→ **RECORDS PROVIDED**
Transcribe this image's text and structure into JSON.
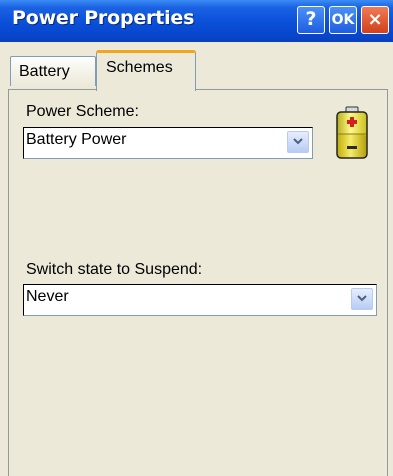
{
  "window": {
    "title": "Power Properties",
    "help_label": "?",
    "ok_label": "OK",
    "close_label": "×"
  },
  "tabs": [
    {
      "label": "Battery",
      "active": false
    },
    {
      "label": "Schemes",
      "active": true
    }
  ],
  "power_scheme": {
    "label": "Power Scheme:",
    "value": "Battery Power",
    "icon": "battery-icon"
  },
  "suspend": {
    "label": "Switch state to Suspend:",
    "value": "Never"
  },
  "colors": {
    "title_bar": "#0A4FD9",
    "window_bg": "#ECE9D8",
    "close_button": "#D2401C",
    "active_tab_highlight": "#F3A61C",
    "battery_top": "#E8E033",
    "battery_plus": "#D42020"
  }
}
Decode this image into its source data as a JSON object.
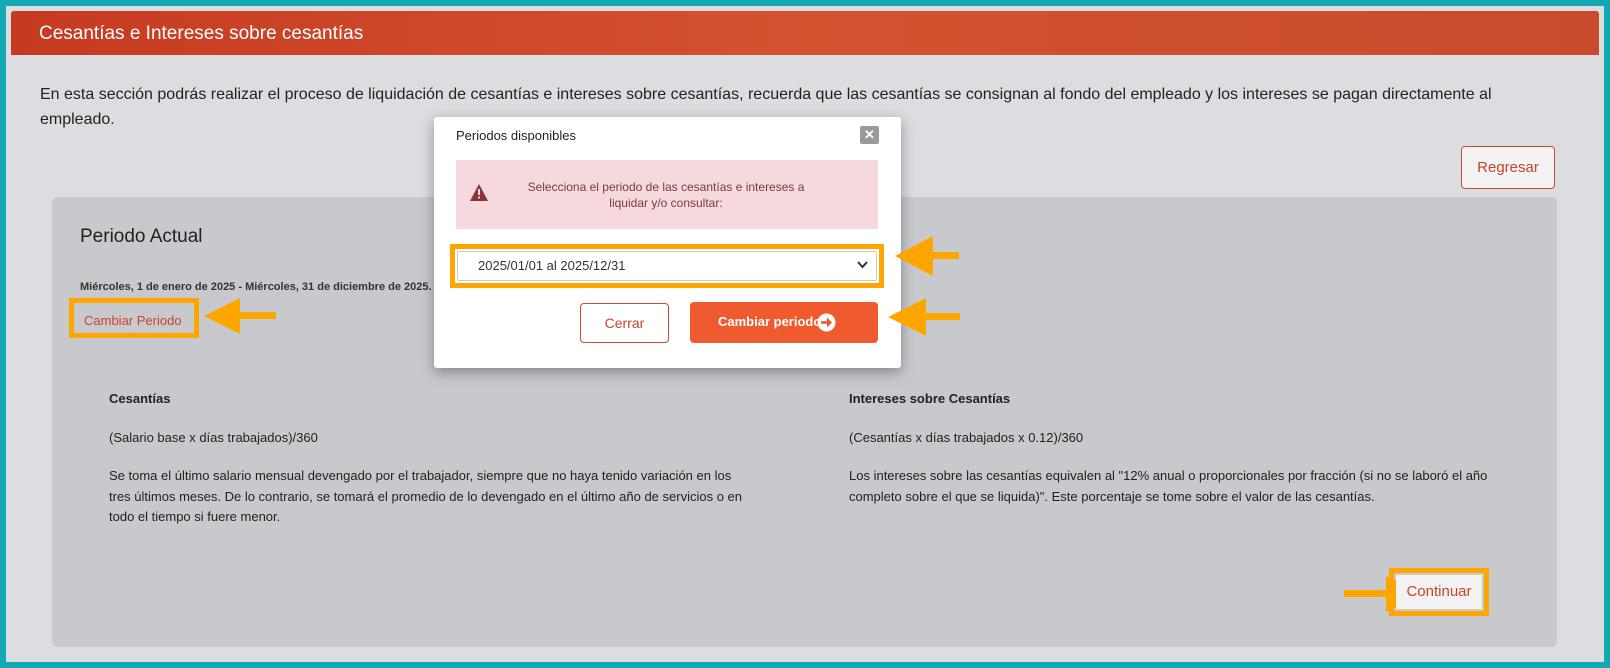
{
  "header": {
    "title": "Cesantías e Intereses sobre cesantías"
  },
  "intro": {
    "text": "En esta sección podrás realizar el proceso de liquidación de cesantías e intereses sobre cesantías, recuerda que las cesantías se consignan al fondo del empleado y los intereses se pagan directamente al empleado."
  },
  "toolbar": {
    "regresar_label": "Regresar"
  },
  "periodo": {
    "title": "Periodo Actual",
    "dates": "Miércoles, 1 de enero de 2025 - Miércoles, 31 de diciembre de 2025.",
    "cambiar_link": "Cambiar Periodo"
  },
  "cesantias": {
    "heading": "Cesantías",
    "formula": "(Salario base x días trabajados)/360",
    "description": "Se toma el último salario mensual devengado por el trabajador, siempre que no haya tenido variación en los tres últimos meses. De lo contrario, se tomará el promedio de lo devengado en el último año de servicios o en todo el tiempo si fuere menor."
  },
  "intereses": {
    "heading": "Intereses sobre Cesantías",
    "formula": "(Cesantías x días trabajados x 0.12)/360",
    "description": "Los intereses sobre las cesantías equivalen al \"12% anual o proporcionales por fracción (si no se laboró el año completo sobre el que se liquida)\". Este porcentaje se tome sobre el valor de las cesantías."
  },
  "continuar_label": "Continuar",
  "modal": {
    "title": "Periodos disponibles",
    "close_icon": "close-icon",
    "alert_icon": "warning-icon",
    "alert_text": "Selecciona el periodo de las cesantías e intereses a liquidar y/o consultar:",
    "select_value": "2025/01/01 al 2025/12/31",
    "cerrar_label": "Cerrar",
    "cambiar_label": "Cambiar periodo",
    "cambiar_icon": "arrow-right-circle-icon"
  },
  "colors": {
    "header": "#d4532f",
    "accent": "#ef5a2f",
    "link": "#c8442a",
    "highlight": "#ffa500",
    "border_frame": "#13a9b3",
    "alert_bg": "#f6d9dc"
  }
}
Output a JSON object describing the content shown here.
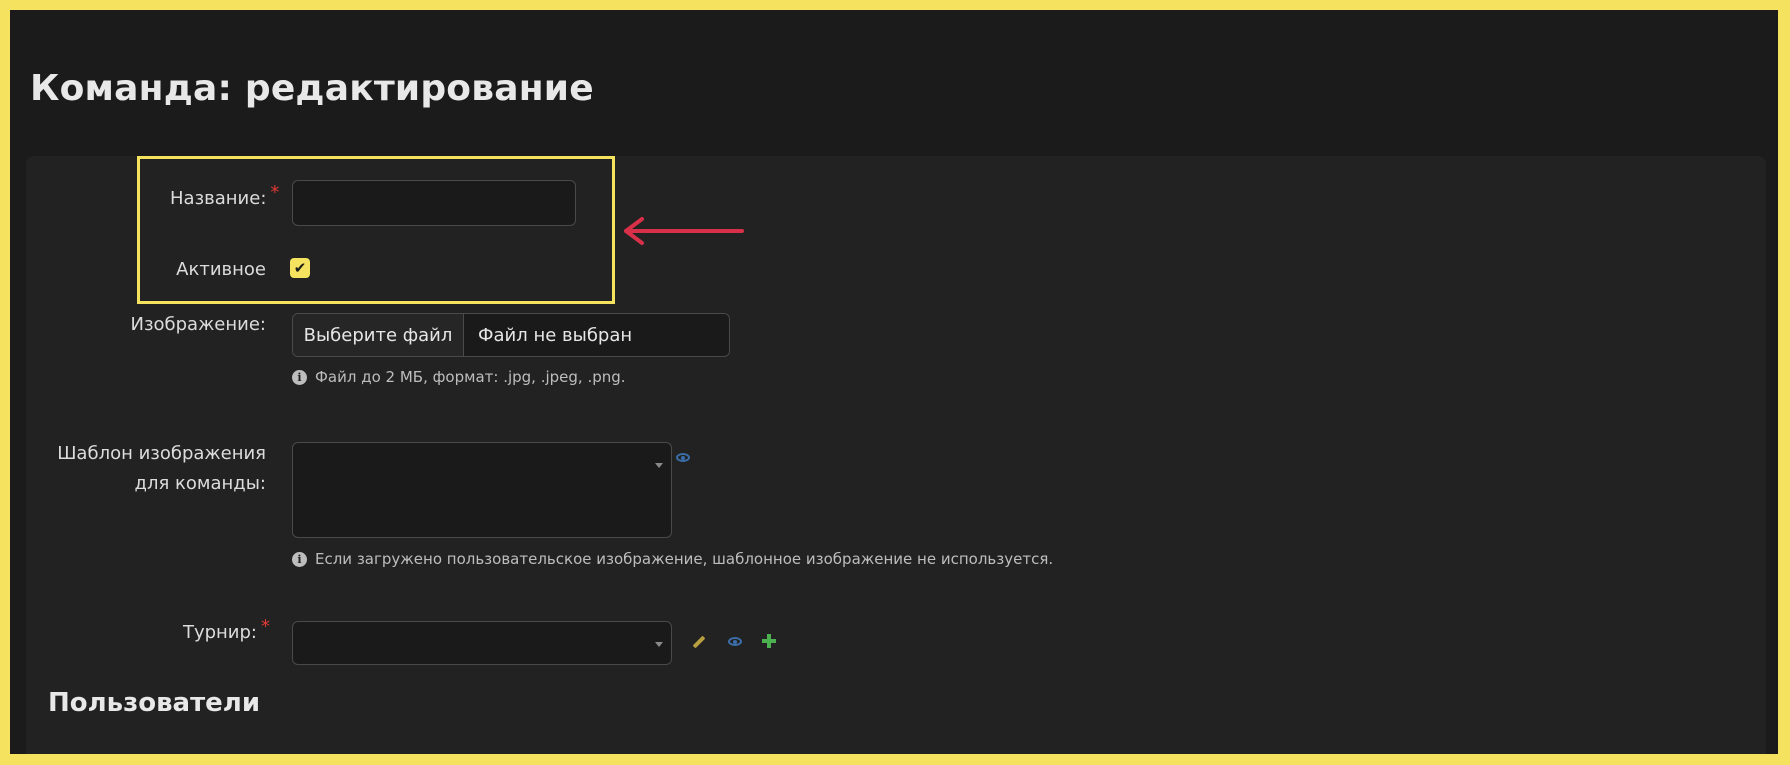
{
  "page": {
    "title": "Команда: редактирование"
  },
  "form": {
    "name": {
      "label": "Название:",
      "required_mark": "*",
      "value": ""
    },
    "active": {
      "label": "Активное",
      "checked": true
    },
    "image": {
      "label": "Изображение:",
      "button_label": "Выберите файл",
      "file_status": "Файл не выбран",
      "hint": "Файл до 2 МБ, формат: .jpg, .jpeg, .png."
    },
    "template": {
      "label_line1": "Шаблон изображения",
      "label_line2": "для команды:",
      "hint": "Если загружено пользовательское изображение, шаблонное изображение не используется."
    },
    "tournament": {
      "label": "Турнир:",
      "required_mark": "*"
    }
  },
  "sections": {
    "users_title": "Пользователи"
  },
  "colors": {
    "highlight": "#f5e35f",
    "arrow": "#d9304a",
    "required": "#e53935",
    "background": "#1b1b1b",
    "card": "#222222"
  },
  "icons": {
    "info": "info-icon",
    "eye": "eye-icon",
    "pencil": "pencil-icon",
    "plus": "plus-icon",
    "check": "check-icon",
    "caret": "chevron-down-icon"
  }
}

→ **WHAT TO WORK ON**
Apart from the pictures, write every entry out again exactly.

→ **WRITTEN RESPONSE**
Transcribe this image's text and structure into JSON.
{
  "window": {
    "title": "Power Properties",
    "help_label": "?",
    "ok_label": "OK",
    "close_label": "×"
  },
  "tabs": [
    {
      "label": "Battery",
      "active": false
    },
    {
      "label": "Schemes",
      "active": true
    }
  ],
  "power_scheme": {
    "label": "Power Scheme:",
    "value": "Battery Power",
    "icon": "battery-icon"
  },
  "suspend": {
    "label": "Switch state to Suspend:",
    "value": "Never"
  },
  "colors": {
    "title_bar": "#0A4FD9",
    "window_bg": "#ECE9D8",
    "close_button": "#D2401C",
    "active_tab_highlight": "#F3A61C",
    "battery_top": "#E8E033",
    "battery_plus": "#D42020"
  }
}
Decode this image into its source data as a JSON object.
{
  "header": {
    "title": "Cesantías e Intereses sobre cesantías"
  },
  "intro": {
    "text": "En esta sección podrás realizar el proceso de liquidación de cesantías e intereses sobre cesantías, recuerda que las cesantías se consignan al fondo del empleado y los intereses se pagan directamente al empleado."
  },
  "toolbar": {
    "regresar_label": "Regresar"
  },
  "periodo": {
    "title": "Periodo Actual",
    "dates": "Miércoles, 1 de enero de 2025 - Miércoles, 31 de diciembre de 2025.",
    "cambiar_link": "Cambiar Periodo"
  },
  "cesantias": {
    "heading": "Cesantías",
    "formula": "(Salario base x días trabajados)/360",
    "description": "Se toma el último salario mensual devengado por el trabajador, siempre que no haya tenido variación en los tres últimos meses. De lo contrario, se tomará el promedio de lo devengado en el último año de servicios o en todo el tiempo si fuere menor."
  },
  "intereses": {
    "heading": "Intereses sobre Cesantías",
    "formula": "(Cesantías x días trabajados x 0.12)/360",
    "description": "Los intereses sobre las cesantías equivalen al \"12% anual o proporcionales por fracción (si no se laboró el año completo sobre el que se liquida)\". Este porcentaje se tome sobre el valor de las cesantías."
  },
  "continuar_label": "Continuar",
  "modal": {
    "title": "Periodos disponibles",
    "close_icon": "close-icon",
    "alert_icon": "warning-icon",
    "alert_text": "Selecciona el periodo de las cesantías e intereses a liquidar y/o consultar:",
    "select_value": "2025/01/01 al 2025/12/31",
    "cerrar_label": "Cerrar",
    "cambiar_label": "Cambiar periodo",
    "cambiar_icon": "arrow-right-circle-icon"
  },
  "colors": {
    "header": "#d4532f",
    "accent": "#ef5a2f",
    "link": "#c8442a",
    "highlight": "#ffa500",
    "border_frame": "#13a9b3",
    "alert_bg": "#f6d9dc"
  }
}
Output a JSON object describing the content shown here.
{
  "page": {
    "title": "Команда: редактирование"
  },
  "form": {
    "name": {
      "label": "Название:",
      "required_mark": "*",
      "value": ""
    },
    "active": {
      "label": "Активное",
      "checked": true
    },
    "image": {
      "label": "Изображение:",
      "button_label": "Выберите файл",
      "file_status": "Файл не выбран",
      "hint": "Файл до 2 МБ, формат: .jpg, .jpeg, .png."
    },
    "template": {
      "label_line1": "Шаблон изображения",
      "label_line2": "для команды:",
      "hint": "Если загружено пользовательское изображение, шаблонное изображение не используется."
    },
    "tournament": {
      "label": "Турнир:",
      "required_mark": "*"
    }
  },
  "sections": {
    "users_title": "Пользователи"
  },
  "colors": {
    "highlight": "#f5e35f",
    "arrow": "#d9304a",
    "required": "#e53935",
    "background": "#1b1b1b",
    "card": "#222222"
  },
  "icons": {
    "info": "info-icon",
    "eye": "eye-icon",
    "pencil": "pencil-icon",
    "plus": "plus-icon",
    "check": "check-icon",
    "caret": "chevron-down-icon"
  }
}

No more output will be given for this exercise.